I think it’s a good thought for a fashion design sphere as well.

by Yulia Nemova

— 1 year ago
#clearingup  #blog  #design not good enough  #hangers  #yulia nemova  #ideas  #furniture  #clothes  #pure  #wire  #No wire hangers!  #Mommie Dearest 
Clearing Up: A New Old Way →
two years later something really began to clear up.

clearingup:

Two weeks of the voluteers working camp in Granara left and now there is a time to sum up .

In field of architecture the main idea of
Granara camp is to create buildings of the local raw resources they already have and to buy the cheapest but ecological material from
internetional distributor…

— 1 year ago with 1 note

itscolossal:

A new sound installation by Zimoun in an abandoned chemical tank in Dottikon, Switzerland.

(via worclip)

— 1 year ago with 1742 notes

mobylosangelesarchitecture:

caveat, this is sort of a self-involved and potentially obnoxious architecture update, as it involves my house.

ok. one of the reasons i moved to l.a was to have more space. having lived in nyc for decades i had become very, very accustomed to living in very small spaces. and i like small spaces. but then l.a beckoned, with it’s promise of guest bedrooms and washer/drier rooms and guest bathrooms.

space. which, along with light and nature, is the most precious urban commodity (well, i guess friends and family and health could be included). but space.

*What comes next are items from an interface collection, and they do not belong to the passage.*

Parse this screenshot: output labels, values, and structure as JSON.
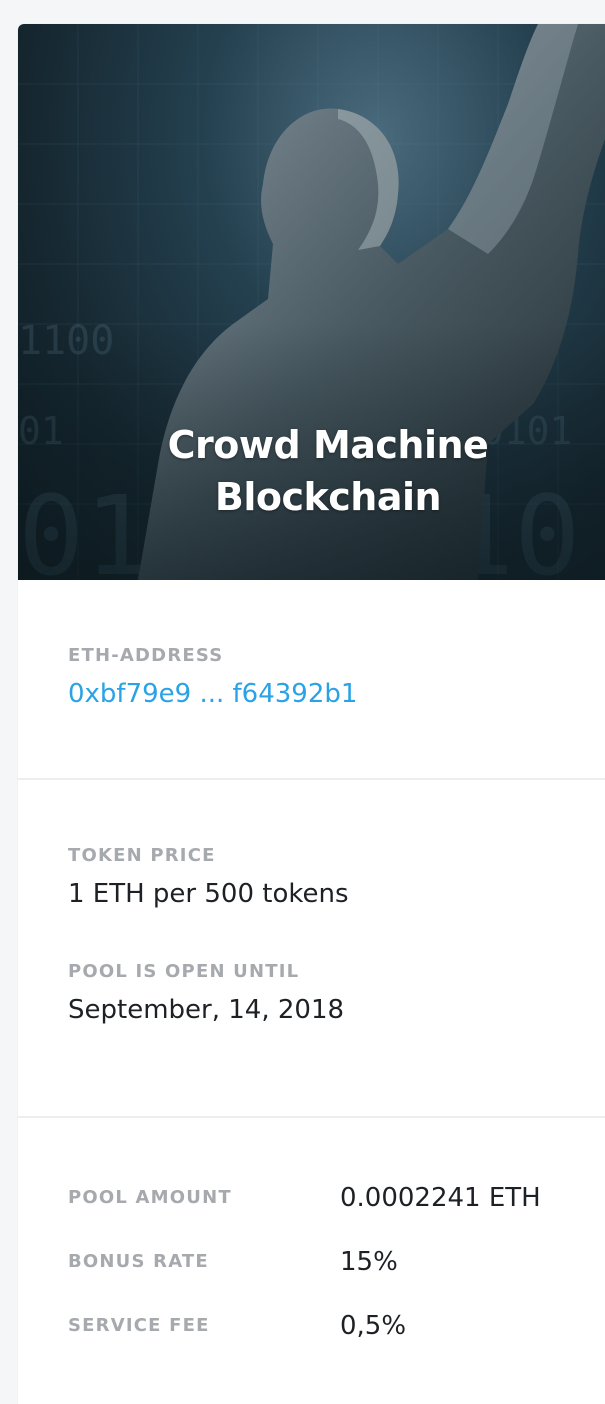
{
  "hero": {
    "title_line1": "Crowd Machine",
    "title_line2": "Blockchain"
  },
  "address": {
    "label": "ETH-ADDRESS",
    "value": "0xbf79e9 ... f64392b1"
  },
  "price": {
    "label": "TOKEN PRICE",
    "value": "1 ETH per 500 tokens"
  },
  "open_until": {
    "label": "POOL IS OPEN UNTIL",
    "value": "September, 14, 2018"
  },
  "stats": [
    {
      "label": "POOL AMOUNT",
      "value": "0.0002241 ETH"
    },
    {
      "label": "BONUS RATE",
      "value": "15%"
    },
    {
      "label": "SERVICE FEE",
      "value": "0,5%"
    }
  ],
  "colors": {
    "link": "#2aa3e6",
    "label": "#a6a9ad",
    "text": "#1d2125"
  }
}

many of my friends in nyc and london have an almost resigned, defeated, and fetishistic approach to space. i’ve seen new yorkers turn closets into offices (or in my case: a closet into a bedroom. i still sleep in a closet when i’m in nyc. granted, it’s a pretty comfy closet). i’ve seen londoners turn tiny attics into guest bedrooms. and so on. no effort is to small to increase the square footage of a new york or london apartment by even a few feet. and then there’s l.a, with it’s sprawling gigantic-ness and it’s HOUSES. people live in houses here. with guest bedrooms and space.

so, when we were renovating my house we got around to renovating one of the guest bedrooms. a beautiful bedroom overlooking hills and a lake. but when the house was done i realized that i already had a couple of guest bedrooms, and no desire to have more guests. so rather than have another guest bedroom i decided to have the strangest of urban luxuries: an empty room that has absolutely no purpose.

i know, it seems like an absurd indulgence. and i guess it is. but i have a room with no purpose. just a beautiful empty room. sometimes it gets used for yoga, sometimes people use it for meditating, sometimes people use it for sleeping. but most of the time it just sits quietly on it’s own, calm and empty, almost like my own james turrell room.

i hope i haven’t offended you with my empty room, or with these pictures of an empty room. i can see how new yorkers in particular would have a particular antipathy towards an empty room. which might be one reason why more and more of my new yorker friends are moving to l.a.

thanks,

moby

— 1 year ago with 154 notes